The International Alliance of Theatrical Stage Employees (IATSE), the largest union representing behind-the-scenes workers in North America, has joined the growing number of critics expressing their disapproval of the Academy of Motion Picture Arts and Sciences’ decision to pre-record eight craft categories at the Oscars.
The eight categories to be aired retroactively as part of the awards broadcast on March 27 include film editing, make-up and hairstyling, production design, animated short and sound.
The statement released by IATSE President Matthew Loeb said, “By the nature of our jobs, behind the scenes, workers get little recognition as is, despite being the backbone of every production. The Academy Awards has been virtually the only venue where the very best on and off the big screen, above and below the line gather to honor each other’s incredible contributions through their crafts, inspiring millions who tune into the TV Broadcast in the process. We believe a deviation for some crafts and categories but not others is detrimental to this fundamental purpose. While the Academy made accommodations to include these categories in the broadcast, our position remains that the awards should put all the positions that make pictures possible on equal footing. If the winners walk away with the same trophy, then the winners deserve the same recognition. I urge the Academy to reconsider.”
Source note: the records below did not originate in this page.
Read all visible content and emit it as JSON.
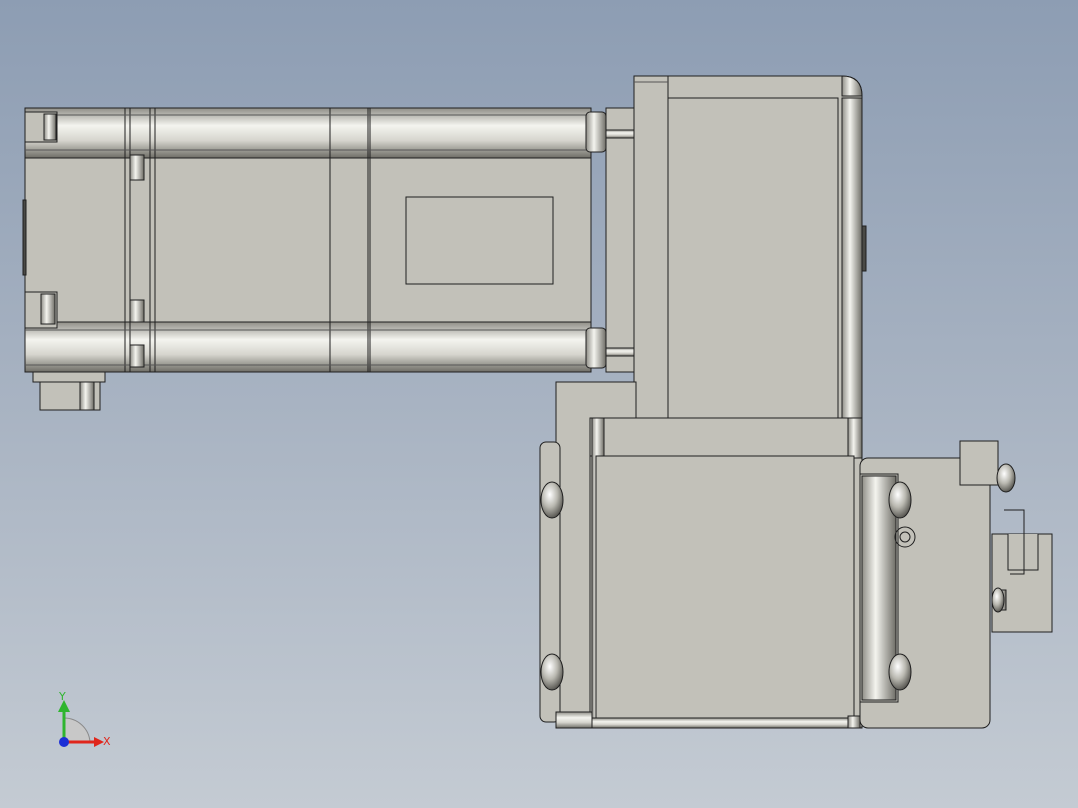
{
  "viewport": {
    "background_top": "#8d9db3",
    "background_bottom": "#c4cbd3"
  },
  "model": {
    "fill_color": "#c2c1b9",
    "edge_color": "#1f1f1f",
    "highlight_color": "#f4f4ef",
    "shadow_color": "#6e6d66"
  },
  "triad": {
    "x_label": "X",
    "y_label": "Y",
    "x_color": "#e0261c",
    "y_color": "#2fb52f",
    "z_color": "#1c2fd6",
    "icon": "coordinate-triad-icon"
  }
}
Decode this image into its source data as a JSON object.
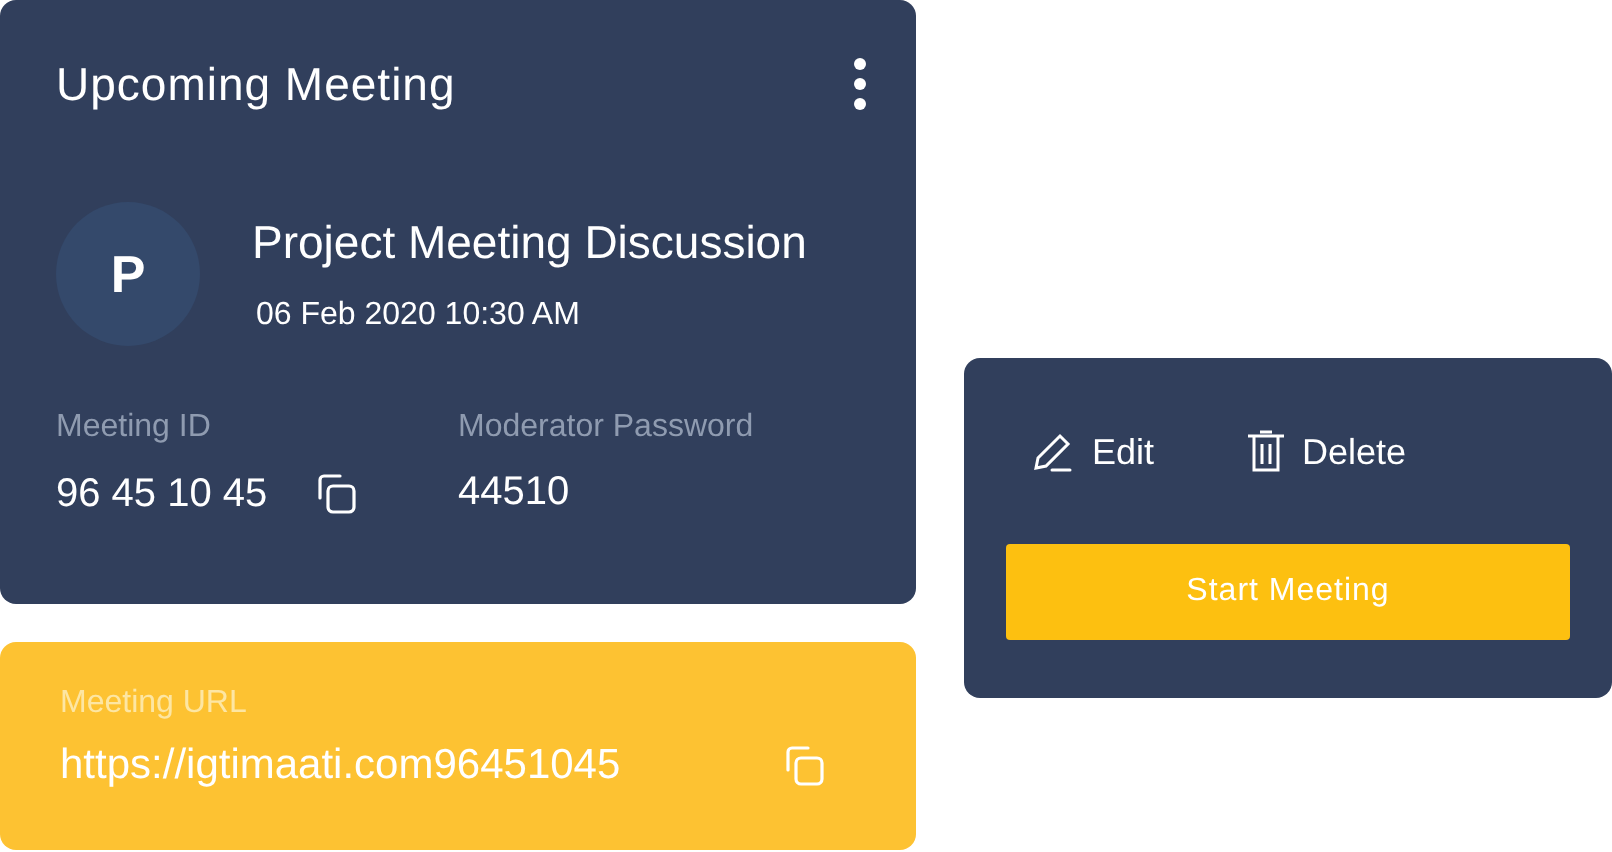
{
  "meeting_card": {
    "title": "Upcoming Meeting",
    "avatar_letter": "P",
    "name": "Project Meeting Discussion",
    "datetime": "06 Feb 2020 10:30 AM",
    "fields": [
      {
        "label": "Meeting ID",
        "value": "96 45 10 45",
        "copyable": true
      },
      {
        "label": "Moderator Password",
        "value": "44510",
        "copyable": false
      }
    ]
  },
  "url_card": {
    "label": "Meeting URL",
    "value": "https://igtimaati.com96451045"
  },
  "actions": [
    {
      "kind": "edit",
      "label": "Edit"
    },
    {
      "kind": "delete",
      "label": "Delete"
    }
  ],
  "start_button": "Start Meeting"
}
Last month, it was announced that in efforts to create a more television-friendly broadcast, the Academy would not present every category live on air. Instead, it would hand the awards out an hour before the live telecast and weave them into the broadcast.
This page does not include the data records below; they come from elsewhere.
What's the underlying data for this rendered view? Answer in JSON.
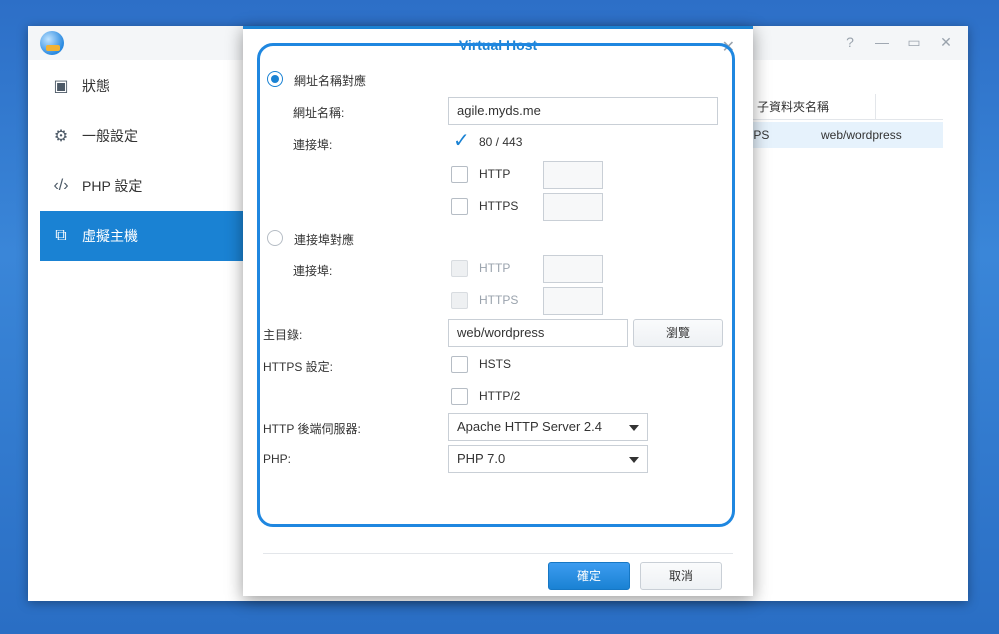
{
  "sidebar": {
    "items": [
      {
        "label": "狀態",
        "icon": "status-card-icon"
      },
      {
        "label": "一般設定",
        "icon": "gear-icon"
      },
      {
        "label": "PHP 設定",
        "icon": "code-icon"
      },
      {
        "label": "虛擬主機",
        "icon": "virtual-host-icon"
      }
    ]
  },
  "main": {
    "column_header": "子資料夾名稱",
    "row": {
      "protocol": "TPS",
      "folder": "web/wordpress"
    }
  },
  "dialog": {
    "title": "Virtual Host",
    "hostname_mode_label": "網址名稱對應",
    "hostname_label": "網址名稱:",
    "hostname_value": "agile.myds.me",
    "port_label": "連接埠:",
    "port_default": "80 / 443",
    "http_label": "HTTP",
    "https_label": "HTTPS",
    "port_mode_label": "連接埠對應",
    "port_label2": "連接埠:",
    "http_label2": "HTTP",
    "https_label2": "HTTPS",
    "doc_root_label": "主目錄:",
    "doc_root_value": "web/wordpress",
    "browse_label": "瀏覽",
    "https_settings_label": "HTTPS 設定:",
    "hsts_label": "HSTS",
    "http2_label": "HTTP/2",
    "backend_label": "HTTP 後端伺服器:",
    "backend_value": "Apache HTTP Server 2.4",
    "php_label": "PHP:",
    "php_value": "PHP 7.0",
    "ok_label": "確定",
    "cancel_label": "取消"
  },
  "colors": {
    "accent": "#1a82d3",
    "highlight": "#1f87e0"
  }
}
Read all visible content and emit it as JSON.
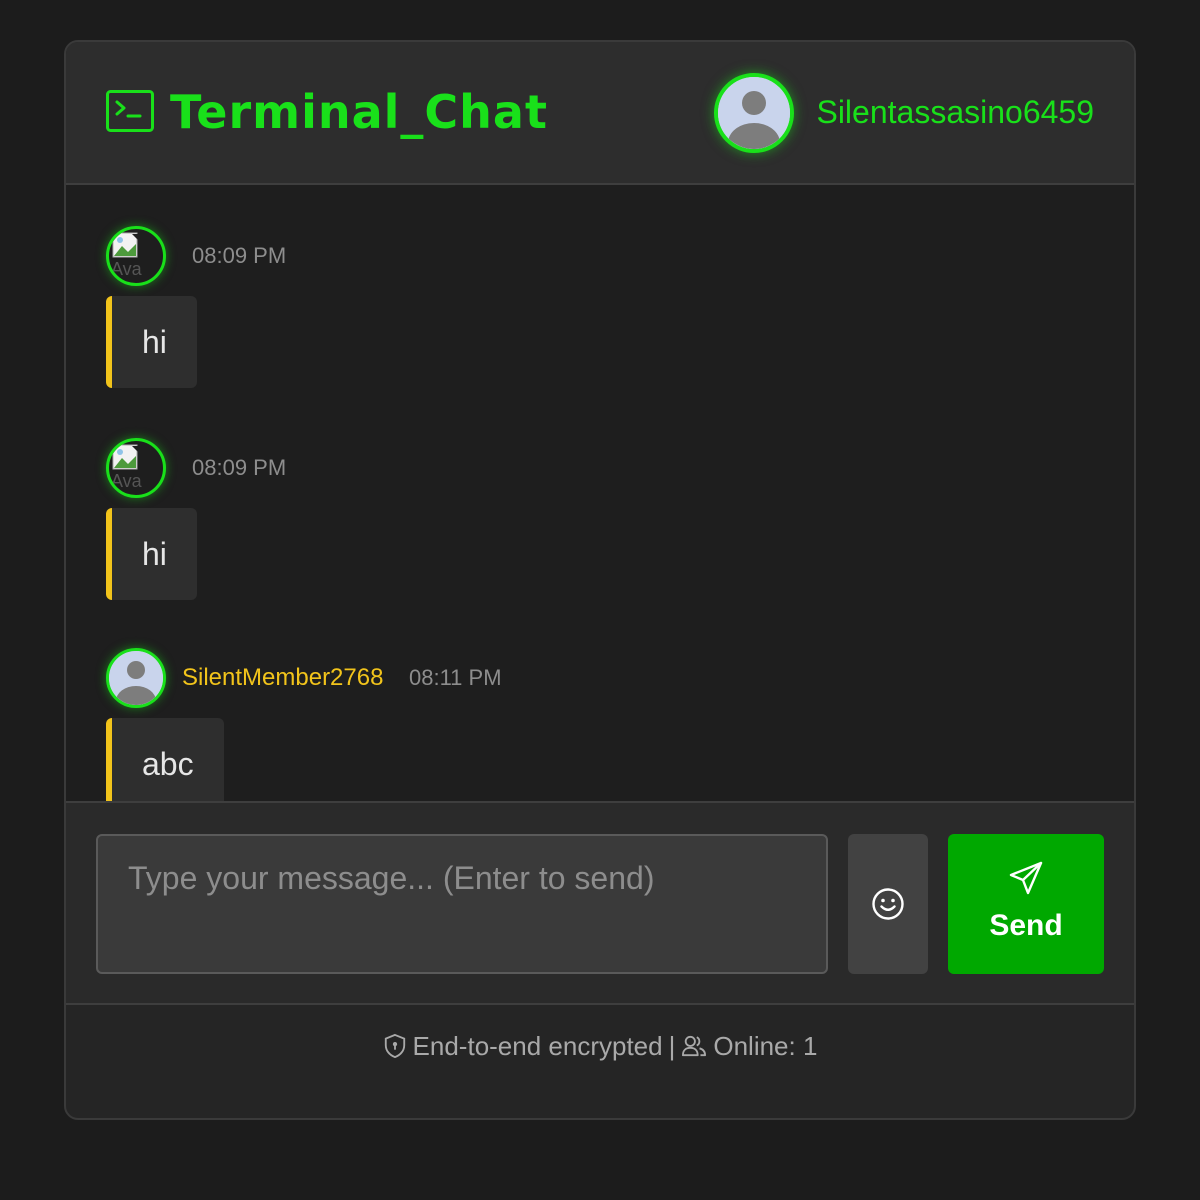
{
  "header": {
    "title": "Terminal_Chat",
    "icon": "terminal-icon",
    "username": "Silentassasino6459",
    "accent_color": "#19e01a"
  },
  "messages": [
    {
      "author": "",
      "avatar": "broken-image",
      "avatar_alt": "Ava",
      "time": "08:09 PM",
      "text": "hi"
    },
    {
      "author": "",
      "avatar": "broken-image",
      "avatar_alt": "Ava",
      "time": "08:09 PM",
      "text": "hi"
    },
    {
      "author": "SilentMember2768",
      "avatar": "default-user",
      "time": "08:11 PM",
      "text": "abc"
    }
  ],
  "composer": {
    "placeholder": "Type your message... (Enter to send)",
    "value": "",
    "emoji_icon": "smiley-icon",
    "send_label": "Send",
    "send_icon": "paper-plane-icon",
    "send_color": "#00a800"
  },
  "footer": {
    "encryption_text": "End-to-end encrypted",
    "separator": "|",
    "online_text": "Online: 1"
  }
}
During an interview with Variety, Will Packer, who is producing the telecast this year, stood by the call, saying, “I think it was the right decision. We have to understand that the Academy Awards show as we know it is at an inflection point. The next coming years, especially this year, are going to be a harbinger for what this show will become.”
However, the reaction to the Oscars’ new format was met with strong reactions from the industry. Additionally, Guillermo Del Toro and Jane Campion have both spoken out about the decision.
In Variety’s special Artisans report, former winners and current nominees joined senior artisans editor Jazz Tangcay to express the shared sentiment that their work wasn’t feeling as valued. Tangcay was joined by Randy Thom; editor Myron Kerstein, nominated this year for “Tick, Tick … Boom!”; hair department head Mia Neal, an Oscar winner for 2020’s “Ma Rainey’s Black Bottom”; editor and composer John Ottman, who won for editing for 2019’s “Bohemian Rhapsody”; and director Ben Proudfoot, nominated for documentary short subject for “The Queen of Basketball.”
“What offends me is that somebody in the Academy would claim to or imply that they know which crafts are more important and more deserving of respect than time than other crafts,” said Thom.